The Solution: Use either of these methods before purchasing polarized lenses to make sure you’re getting what you pay for.
MYTH #3: YOU SHOULDN’T WEAR POLARIZED SUNGLASSES WHEN DRIVING
The verdict: False.
The facts: There are multiple benefits to wearing polarized sunglasses while driving during the daytime. Polarized lenses contain a special filter that blocks intense, direct or reflected light. They reduce glare and haze so your eyes feel more comfortable and can usually see better (unless, of course, you’re driving at night, when the darker lenses will more negatively affect light transmission). There are 5 generally accepted benefits of wearing polarized sunglasses while driving (during the day): Reduction of road surface glare, reduction of glare reflecting from other cars, reduction of dashboard glare, reduction of headlight reflections from the road’s surface and complete elimination of dashboard reflection on the windscreen.
The solution: Polarized lenses are invaluable while driving during the day, particularly if they’re Category 2 or 3 sunglasses, which means they allow enough light in to enhance driving safety.
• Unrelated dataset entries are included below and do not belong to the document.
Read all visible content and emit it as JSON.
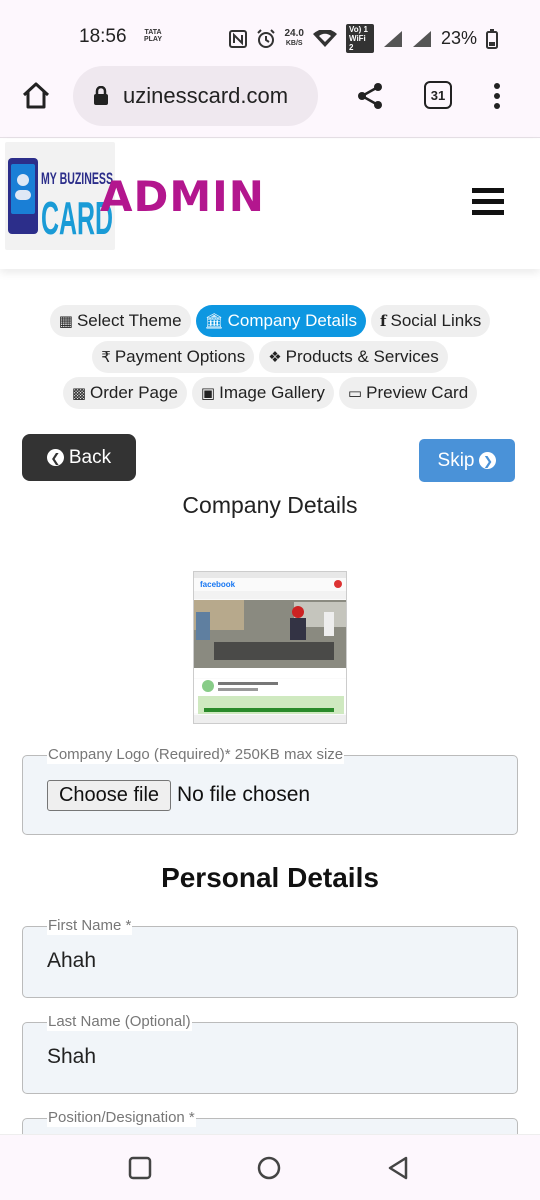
{
  "status_bar": {
    "time": "18:56",
    "carrier_badge": "TATA PLAY",
    "speed_value": "24.0",
    "speed_unit": "KB/S",
    "volte_label": "Vo) 1 WiFi 2",
    "battery": "23%"
  },
  "browser": {
    "url": "uzinesscard.com",
    "tab_count": "31"
  },
  "header": {
    "logo_text_top": "MY BUZINESS",
    "logo_text_bottom": "CARD",
    "admin_label": "ADMIN"
  },
  "steps": {
    "row1": [
      {
        "label": "Select Theme",
        "icon": "map-icon"
      },
      {
        "label": "Company Details",
        "icon": "bank-icon",
        "active": true
      },
      {
        "label": "Social Links",
        "icon": "facebook-icon"
      }
    ],
    "row2": [
      {
        "label": "Payment Options",
        "icon": "rupee-icon"
      },
      {
        "label": "Products & Services",
        "icon": "ticket-icon"
      }
    ],
    "row3": [
      {
        "label": "Order Page",
        "icon": "archive-icon"
      },
      {
        "label": "Image Gallery",
        "icon": "image-icon"
      },
      {
        "label": "Preview Card",
        "icon": "laptop-icon"
      }
    ]
  },
  "actions": {
    "back_label": "Back",
    "skip_label": "Skip"
  },
  "company": {
    "title": "Company Details",
    "logo_field_label": "Company Logo (Required)* 250KB max size",
    "choose_file_label": "Choose file",
    "no_file_text": "No file chosen",
    "preview_caption_brand": "facebook"
  },
  "personal": {
    "title": "Personal Details",
    "first_name_label": "First Name *",
    "first_name_value": "Ahah",
    "last_name_label": "Last Name (Optional)",
    "last_name_value": "Shah",
    "position_label": "Position/Designation *"
  },
  "colors": {
    "accent": "#0d97e1",
    "admin": "#b3168e",
    "skip": "#4a92d8",
    "back": "#333333"
  }
}
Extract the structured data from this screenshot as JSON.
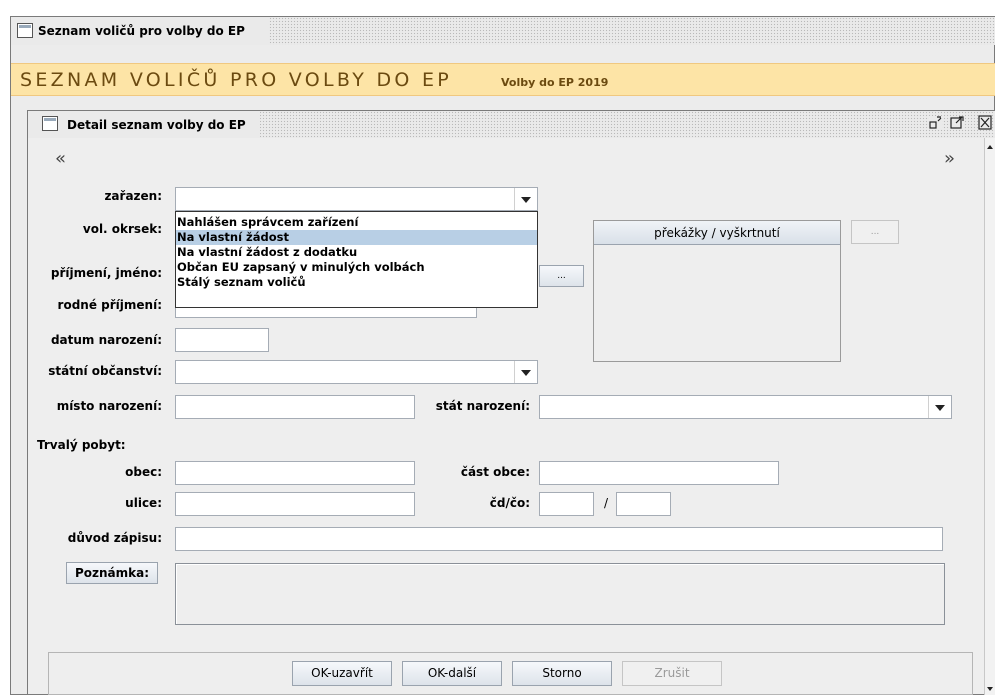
{
  "outer_window": {
    "title": "Seznam voličů pro volby do EP"
  },
  "banner": {
    "title": "SEZNAM VOLIČŮ PRO VOLBY DO EP",
    "subtitle": "Volby do EP 2019"
  },
  "inner_window": {
    "title": "Detail seznam volby do EP"
  },
  "nav": {
    "prev": "«",
    "next": "»"
  },
  "form": {
    "zarazen": {
      "label": "zařazen:",
      "value": ""
    },
    "dropdown_options": [
      "Nahlášen správcem zařízení",
      "Na vlastní žádost",
      "Na vlastní žádost z dodatku",
      "Občan EU zapsaný v minulých volbách",
      "Stálý seznam voličů"
    ],
    "dropdown_highlighted": "Na vlastní žádost",
    "vol_okrsek": {
      "label": "vol. okrsek:"
    },
    "prijmeni_jmeno": {
      "label": "příjmení, jméno:"
    },
    "rodne_prijmeni": {
      "label": "rodné příjmení:"
    },
    "datum_narozeni": {
      "label": "datum narození:",
      "value": ""
    },
    "statni_obcanstvi": {
      "label": "státní občanství:",
      "value": ""
    },
    "misto_narozeni": {
      "label": "místo narození:",
      "value": ""
    },
    "stat_narozeni": {
      "label": "stát narození:",
      "value": ""
    },
    "trvaly_pobyt": {
      "label": "Trvalý pobyt:"
    },
    "obec": {
      "label": "obec:",
      "value": ""
    },
    "cast_obce": {
      "label": "část obce:",
      "value": ""
    },
    "ulice": {
      "label": "ulice:",
      "value": ""
    },
    "cd_co": {
      "label": "čd/čo:",
      "cd": "",
      "separator": "/",
      "co": ""
    },
    "duvod_zapisu": {
      "label": "důvod zápisu:",
      "value": ""
    },
    "poznamka": {
      "button": "Poznámka:",
      "value": ""
    },
    "ellipsis": "..."
  },
  "prekazky": {
    "header": "překážky / vyškrtnutí",
    "button": "..."
  },
  "footer": {
    "ok_uzavrit": "OK-uzavřít",
    "ok_dalsi": "OK-další",
    "storno": "Storno",
    "zrusit": "Zrušit"
  },
  "colors": {
    "banner_bg": "#fde4a6",
    "banner_text": "#6b4a10",
    "selection": "#b8cfe5",
    "panel_bg": "#eeeeee"
  }
}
Most sunglasses shouldn’t be worn for night driving. Indeed, Category 4 sunglasses should always be avoided for driving altogether, due to their very low light transmission.
MYTH #4: THERE’S NO NEED TO WEAR SUNGLASSES IN WINTER OR ON CLOUDY DAYS
The verdict: False
The facts: Winter sun might not be quite as bright as summer sun, but it can still contain intense ultraviolet light. Coupled with low winter temperatures and dry air, UV light penetration is usually strengthened and sunlight reflected off water or snow can make the UV radiation penetrating your eyes a killer force.
The sun on a cloudy day looks weak, but is frequently associated with strong UV rays. When it’s sunny, your pupils naturally constrict, slightly restricting UV entry into your eyes. But, during cloudy days, your pupils tend to dilate more, which in turn lets more UV in, potentially causing greater damage to your retina and exposing you to the risk of retinal disease.
Additionally, while direct sunlight can be very damaging to your eyes, reflected UV …